Comparative Study
Journal Article
Add like
Add dislike
Add to saved papers

Single-Nucleus Transcriptomic Atlas of Human Pericoronary Epicardial Adipose Tissue in Normal and Pathological Conditions.

BACKGROUND: Pericoronary epicardial adipose tissue (EAT) is a unique visceral fat depot that surrounds the adventitia of the coronary arteries without any anatomic barrier. Clinical studies have demonstrated the association between EAT volume and increased risks for coronary artery disease (CAD). However, the cellular and molecular mechanisms underlying the association remain elusive.

METHODS: We performed single-nucleus RNA sequencing on pericoronary EAT samples collected from 3 groups of subjects: patients undergoing coronary bypass surgery for severe CAD (n=8), patients with CAD with concomitant type 2 diabetes (n=8), and patients with valvular diseases but without concomitant CAD and type 2 diabetes as the control group (n=8). Comparative analyses were performed among groups, including cellular compositional analysis, cell type-resolved transcriptomic changes, gene coexpression network analysis, and intercellular communication analysis. Immunofluorescence staining was performed to confirm the presence of CAD-associated subclusters.

RESULTS: Unsupervised clustering of 73 386 nuclei identified 15 clusters, encompassing all known cell types in the adipose tissue. Distinct subpopulations were identified within primary cell types, including adipocytes, adipose stem and progenitor cells, and macrophages. CD83 high macrophages and FOSB high adipocytes were significantly expanded in CAD. In comparison to normal controls, both disease groups exhibited dysregulated pathways and altered secretome in the primary cell types. Nevertheless, minimal differences were noted between the disease groups in terms of cellular composition and transcriptome. In addition, our data highlight a potential interplay between dysregulated circadian clock and altered physiological functions in adipocytes of pericoronary EAT. ANXA1 (annexin A1) and SEMA3B (semaphorin 3B) were identified as important adipokines potentially involved in functional changes of pericoronary EAT and CAD pathogenesis.

CONCLUSIONS: We built a complete single-nucleus transcriptomic atlas of human pericoronary EAT in normal and diseased conditions of CAD. Our study lays the foundation for developing novel therapeutic strategies for treating CAD by targeting and modifying pericoronary EAT functions.

Full text links

We have located links that may give you full text access.
Can't access the paper?
Try logging in through your university/institutional subscription.

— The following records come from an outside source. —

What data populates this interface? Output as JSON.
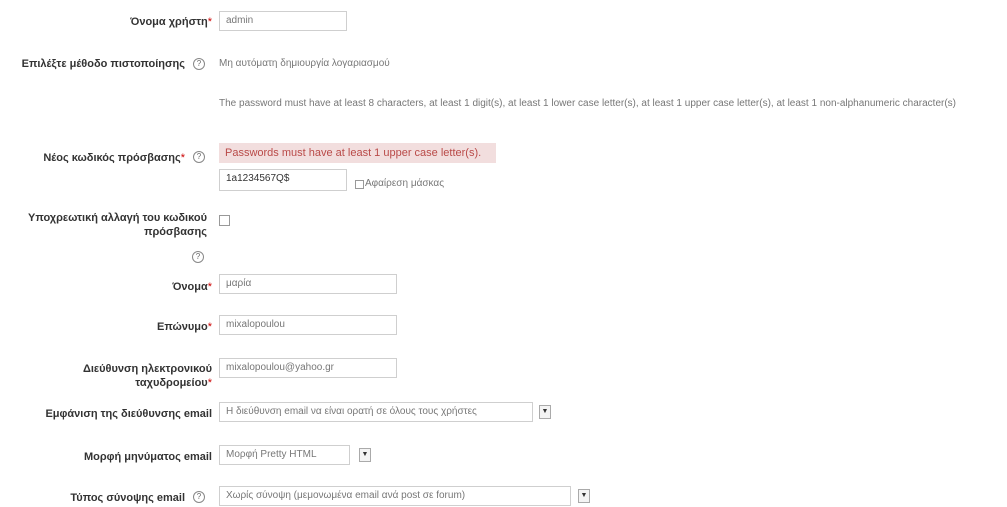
{
  "form": {
    "username": {
      "label": "Όνομα χρήστη",
      "required_mark": "*",
      "value": "admin"
    },
    "auth": {
      "label": "Επιλέξτε μέθοδο πιστοποίησης",
      "value": "Μη αυτόματη δημιουργία λογαριασμού"
    },
    "password_policy": "The password must have at least 8 characters, at least 1 digit(s), at least 1 lower case letter(s), at least 1 upper case letter(s), at least 1 non-alphanumeric character(s)",
    "new_password": {
      "label": "Νέος κωδικός πρόσβασης",
      "required_mark": "*",
      "error": "Passwords must have at least 1 upper case letter(s).",
      "value": "1a1234567Q$",
      "unmask_label": "Αφαίρεση μάσκας"
    },
    "force_change": {
      "label_line1": "Υποχρεωτική αλλαγή του κωδικού",
      "label_line2": "πρόσβασης"
    },
    "firstname": {
      "label": "Όνομα",
      "required_mark": "*",
      "value": "μαρία"
    },
    "lastname": {
      "label": "Επώνυμο",
      "required_mark": "*",
      "value": "mixalopoulou"
    },
    "email": {
      "label_line1": "Διεύθυνση ηλεκτρονικού",
      "label_line2": "ταχυδρομείου",
      "required_mark": "*",
      "value": "mixalopoulou@yahoo.gr"
    },
    "maildisplay": {
      "label": "Εμφάνιση της διεύθυνσης email",
      "value": "Η διεύθυνση email να είναι ορατή σε όλους τους χρήστες"
    },
    "mailformat": {
      "label": "Μορφή μηνύματος email",
      "value": "Μορφή Pretty HTML"
    },
    "maildigest": {
      "label": "Τύπος σύνοψης email",
      "value": "Χωρίς σύνοψη (μεμονωμένα email ανά post σε forum)"
    }
  },
  "icons": {
    "help": "help-icon",
    "dropdown": "dropdown-arrow-icon"
  },
  "colors": {
    "error_bg": "#f2dede",
    "error_text": "#b94a48",
    "required": "#cc0000"
  }
}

For a smoother one-click institutional access experience, please use our mobile app.

Related Resources

For the best experience, use the Read mobile app

Mobile app image

Get seemless 1-tap access through your institution/university

For the best experience, use the Read mobile app

All material on this website is protected by copyright, Copyright © 1994-2024 by WebMD LLC.
This website also contains material copyrighted by 3rd parties.

By using this service, you agree to our terms of use and privacy policy.

Your Privacy Choices Toggle icon

You can now claim free CME credits for this literature searchClaim now

Get seemless 1-tap access through your institution/university

For the best experience, use the Read mobile app